District Health Department #10 (DHD#10) is announcing their upcoming COVID-19/Flu vaccination clinics and reminding residents that the new Pfizer COVID-19 vaccine is now available for anyone ages 6 and older. The new vaccine is available at all DHD#10 offices and at participating COVID-19/Flu walk-in vaccination clinics and is covered by most insurances.
DHD#10 is hosting a public COVID-19 and Flu walk-in clinic at the following location:
Newaygo Congregational United Church of Christ
432 Quarterline St
October 12, 9am-11am
The anticipation is building for National 4-H Week, during which millions of youth, parents, volunteers and alumni across the country will be celebrating everything 4-H. The theme of this year’s National 4-H Week is I LOVE 4-H which highlights how 4-H provides opportunities and encourages kids to take part in hands-on learning experiences in areas such as health, science, agriculture and civic engagement. The positive environment provided by 4-H mentors ensures that kids in all parts of the US ̶ from urban neighborhoods to suburban schoolyards to rural farming communities ̶ are encouraged to take on proactive leadership roles and are empowered with the skills to lead in life and career.

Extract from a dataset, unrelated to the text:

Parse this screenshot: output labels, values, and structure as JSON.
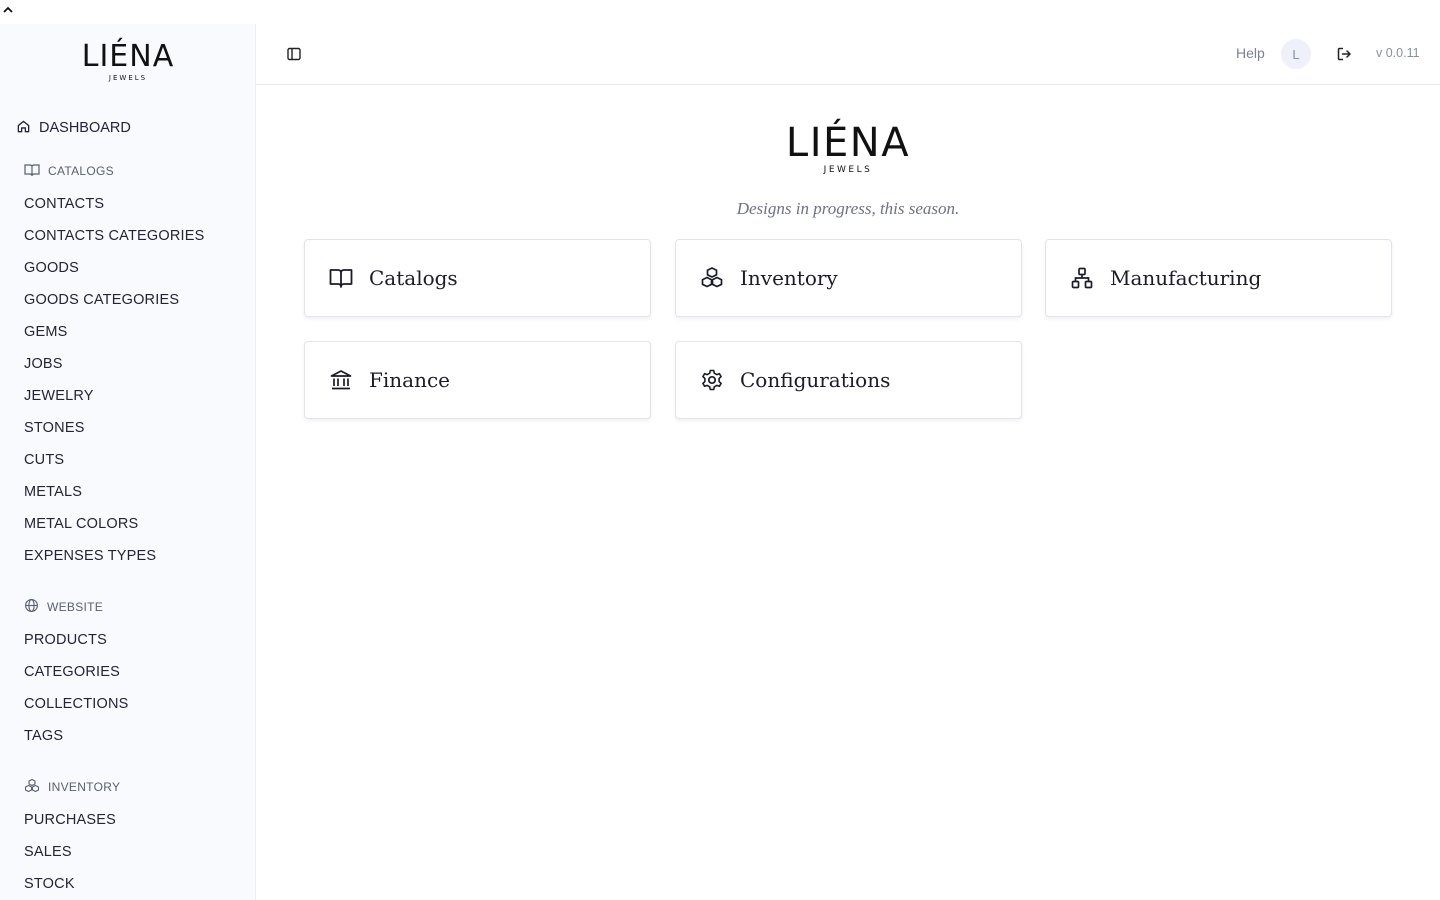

Newaygo County 4-H will observe National 4-H Week this year by showcasing the incredible experiences that 4-H offers young people and will highlight the remarkable 4-H youth in our community who work each day to make a positive impact on those around them. By engaging in innovative pursuits through 4-H projects and activities, field trips, and community service, youth get the opportunity of expressing themselves in a positive, tangible, and meaningful way while instilling a sense of achievement and pride, boosting their self-confidence all while developing life skills.
4-H, the nation’s largest youth development and empowerment organization, cultivates confident kids who tackle the issues that matter most in their communities right now. In the United States, 4-H programs empower six million young people through the 110 land-grant universities and Cooperative Extension in more than 3,000 local offices serving nearly every county in the country. Outside the United States, independent, country-led 4-H organizations empower one million young people in more than 50 countries.
Newaygo County 4-H alone reaches nearly 600 youth participants with 90 volunteers involved in 40 community and SPIN (special interest) clubs annually. In addition, Newaygo County 4-H provides youth programming to approximately 2500 youth annually in Newaygo County, through the in-school and community programs.
To learn more about the Newaygo County 4-H Program, contact Laurie Platte Breza, 4-H Program Coordinator, at email@example.com or by calling 231-928-1056. 4-H is open to all youth, ages 5 – 19. Age is determined on January 1 of the current year.